1. ## Group Homomorphism?

Let G,G' be groups and φ:G-->G' be a homomorphism. Then prove:
a)if o(g)=n ,then o(φ(g))|n
b)if o(g)=n and φ is injective, then o(φ(g))=n

Firstly I don't actually understand the question. What does the o mean?Is it a new mapping which hasn't been defined or does it represent the composition of functions and if so then how is it computed?Secondly does the |n in (a) represent "divides n" and if so how is that proved, if not then what does it represent? Neither of these appears in my abstract algebra text. In (b) I know that an injective function is one to one but again I don't really understand the question.

Any help would be greatly appreciated. Thanks in advance.

2. ## Re: Group Homomorphism?

o(g) refers to the order of g, which is the smallest positive integer n such that g^n is the identity, or infinity if no such n exists.

3. ## Re: Group Homomorphism?

Originally Posted by chocaholic
Let G,G' be groups and φ:G-->G' be a homomorphism. Then prove:
a)if o(g)=n ,then o(φ(g))|n
b)if o(g)=n and φ is injective, then o(φ(g))=n

Firstly I don't actually understand the question. What does the o mean?Is it a new mapping which hasn't been defined or does it represent the composition of functions and if so then how is it computed?Secondly does the |n in (a) represent "divides n" and if so how is that proved, if not then what does it represent? Neither of these appears in my abstract algebra text. In (b) I know that an injective function is one to one but again I don't really understand the question.

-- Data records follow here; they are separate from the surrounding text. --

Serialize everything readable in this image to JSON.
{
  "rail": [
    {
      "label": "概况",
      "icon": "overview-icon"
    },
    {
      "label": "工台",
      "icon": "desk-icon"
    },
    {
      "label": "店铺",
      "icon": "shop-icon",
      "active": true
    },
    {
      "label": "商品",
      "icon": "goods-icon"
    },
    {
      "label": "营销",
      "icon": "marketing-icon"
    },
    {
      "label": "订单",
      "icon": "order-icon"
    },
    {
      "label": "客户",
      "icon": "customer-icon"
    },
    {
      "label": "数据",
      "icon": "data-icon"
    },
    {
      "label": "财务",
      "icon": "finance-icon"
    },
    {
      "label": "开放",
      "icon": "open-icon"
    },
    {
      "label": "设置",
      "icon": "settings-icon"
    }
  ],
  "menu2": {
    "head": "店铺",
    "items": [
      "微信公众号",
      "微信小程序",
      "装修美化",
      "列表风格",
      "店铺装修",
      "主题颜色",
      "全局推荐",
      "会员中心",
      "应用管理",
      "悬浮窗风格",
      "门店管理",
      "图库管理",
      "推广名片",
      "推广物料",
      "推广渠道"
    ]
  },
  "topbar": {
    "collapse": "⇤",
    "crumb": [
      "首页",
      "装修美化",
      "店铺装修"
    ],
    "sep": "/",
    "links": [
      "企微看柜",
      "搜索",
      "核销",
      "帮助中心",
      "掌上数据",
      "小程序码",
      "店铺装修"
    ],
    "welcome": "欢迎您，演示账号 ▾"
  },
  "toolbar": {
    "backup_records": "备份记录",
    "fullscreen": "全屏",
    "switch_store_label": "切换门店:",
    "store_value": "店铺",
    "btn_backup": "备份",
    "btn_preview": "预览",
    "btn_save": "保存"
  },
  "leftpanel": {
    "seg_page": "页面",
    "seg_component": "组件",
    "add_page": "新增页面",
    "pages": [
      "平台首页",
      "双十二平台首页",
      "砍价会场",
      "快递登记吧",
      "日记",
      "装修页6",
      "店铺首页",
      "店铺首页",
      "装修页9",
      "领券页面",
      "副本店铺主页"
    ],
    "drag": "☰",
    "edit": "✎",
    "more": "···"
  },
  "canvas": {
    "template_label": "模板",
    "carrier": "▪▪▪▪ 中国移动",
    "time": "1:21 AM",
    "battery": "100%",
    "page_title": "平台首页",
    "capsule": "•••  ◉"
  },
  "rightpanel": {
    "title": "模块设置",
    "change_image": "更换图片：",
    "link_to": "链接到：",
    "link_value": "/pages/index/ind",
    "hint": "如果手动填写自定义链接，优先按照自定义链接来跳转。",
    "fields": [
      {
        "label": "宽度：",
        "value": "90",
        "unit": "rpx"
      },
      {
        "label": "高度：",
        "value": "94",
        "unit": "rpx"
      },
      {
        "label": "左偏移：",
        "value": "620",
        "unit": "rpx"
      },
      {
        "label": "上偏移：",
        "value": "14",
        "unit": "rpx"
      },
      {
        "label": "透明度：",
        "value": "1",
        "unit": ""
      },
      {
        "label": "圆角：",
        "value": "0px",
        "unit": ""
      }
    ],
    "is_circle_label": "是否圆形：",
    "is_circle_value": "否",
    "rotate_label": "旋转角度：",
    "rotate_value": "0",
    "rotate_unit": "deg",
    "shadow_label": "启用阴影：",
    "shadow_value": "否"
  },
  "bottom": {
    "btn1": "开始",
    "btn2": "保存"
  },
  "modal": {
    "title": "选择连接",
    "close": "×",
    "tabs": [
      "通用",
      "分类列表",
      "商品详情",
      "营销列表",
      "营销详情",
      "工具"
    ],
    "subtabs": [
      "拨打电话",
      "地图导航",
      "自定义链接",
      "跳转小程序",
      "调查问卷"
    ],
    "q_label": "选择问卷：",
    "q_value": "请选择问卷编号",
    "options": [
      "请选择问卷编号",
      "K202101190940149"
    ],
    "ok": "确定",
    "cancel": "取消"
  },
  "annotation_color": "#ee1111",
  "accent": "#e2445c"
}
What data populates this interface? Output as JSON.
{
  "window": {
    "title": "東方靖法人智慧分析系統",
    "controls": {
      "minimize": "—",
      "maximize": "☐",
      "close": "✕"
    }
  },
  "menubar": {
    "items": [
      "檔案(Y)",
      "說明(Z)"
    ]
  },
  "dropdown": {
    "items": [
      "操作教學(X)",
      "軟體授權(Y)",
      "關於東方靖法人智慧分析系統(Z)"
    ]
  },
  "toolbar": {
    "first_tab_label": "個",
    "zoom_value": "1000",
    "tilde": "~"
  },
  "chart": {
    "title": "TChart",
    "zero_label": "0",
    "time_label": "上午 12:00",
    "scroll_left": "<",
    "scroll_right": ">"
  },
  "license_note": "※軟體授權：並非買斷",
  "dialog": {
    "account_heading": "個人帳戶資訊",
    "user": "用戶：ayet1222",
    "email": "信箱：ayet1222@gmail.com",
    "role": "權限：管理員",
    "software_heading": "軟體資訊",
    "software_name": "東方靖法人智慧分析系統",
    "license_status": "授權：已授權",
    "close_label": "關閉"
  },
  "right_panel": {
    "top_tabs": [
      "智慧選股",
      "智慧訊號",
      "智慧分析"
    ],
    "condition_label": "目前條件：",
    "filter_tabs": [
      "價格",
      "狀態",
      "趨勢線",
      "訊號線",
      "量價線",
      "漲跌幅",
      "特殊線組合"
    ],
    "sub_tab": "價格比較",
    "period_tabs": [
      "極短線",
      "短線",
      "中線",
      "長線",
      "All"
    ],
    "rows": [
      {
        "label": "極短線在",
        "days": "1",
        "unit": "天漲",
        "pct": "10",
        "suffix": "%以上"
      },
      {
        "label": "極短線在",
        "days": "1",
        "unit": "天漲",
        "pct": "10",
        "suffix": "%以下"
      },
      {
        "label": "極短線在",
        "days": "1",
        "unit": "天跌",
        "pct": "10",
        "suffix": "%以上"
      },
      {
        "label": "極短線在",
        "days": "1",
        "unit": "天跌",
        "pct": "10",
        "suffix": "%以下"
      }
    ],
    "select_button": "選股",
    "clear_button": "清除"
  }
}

Any help would be greatly appreciated. Thanks in advance.
Yes, $\mid$ means divide. I'll give you the one bit of information that is needed for this problem, namely if $g^k=e$ then $|g|\mid k$ (where I use $|\cdot|$ instead of $o(\cdot)$). From this I think a) should be pretty immediate. For the second, try doing the opposite of the technique you do for the first by proving that $n\mid |\varphi(g)|$.